[Dataset rows describing interfaces]

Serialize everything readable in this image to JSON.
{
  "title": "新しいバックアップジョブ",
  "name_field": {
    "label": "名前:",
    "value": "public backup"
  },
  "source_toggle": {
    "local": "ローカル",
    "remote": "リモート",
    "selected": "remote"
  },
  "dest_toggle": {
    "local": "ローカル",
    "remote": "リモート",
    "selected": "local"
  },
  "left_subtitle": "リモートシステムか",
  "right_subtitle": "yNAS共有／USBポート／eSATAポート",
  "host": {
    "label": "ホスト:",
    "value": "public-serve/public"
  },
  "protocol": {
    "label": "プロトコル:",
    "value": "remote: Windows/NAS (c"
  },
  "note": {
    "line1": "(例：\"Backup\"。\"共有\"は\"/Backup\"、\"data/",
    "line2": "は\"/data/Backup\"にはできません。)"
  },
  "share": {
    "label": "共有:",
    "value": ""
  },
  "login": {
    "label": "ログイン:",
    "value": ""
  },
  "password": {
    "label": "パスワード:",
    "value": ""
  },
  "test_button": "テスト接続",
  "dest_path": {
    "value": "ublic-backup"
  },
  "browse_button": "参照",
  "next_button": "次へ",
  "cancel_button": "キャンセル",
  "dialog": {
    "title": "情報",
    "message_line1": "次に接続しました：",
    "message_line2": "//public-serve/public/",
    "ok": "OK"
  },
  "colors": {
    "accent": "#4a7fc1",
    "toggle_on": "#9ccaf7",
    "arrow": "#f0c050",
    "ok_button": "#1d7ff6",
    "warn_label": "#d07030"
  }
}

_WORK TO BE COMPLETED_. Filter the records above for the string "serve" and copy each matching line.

_WRITTEN ANSWER_.
    "value": "public-serve/public"
    "message_line2": "//public-serve/public/",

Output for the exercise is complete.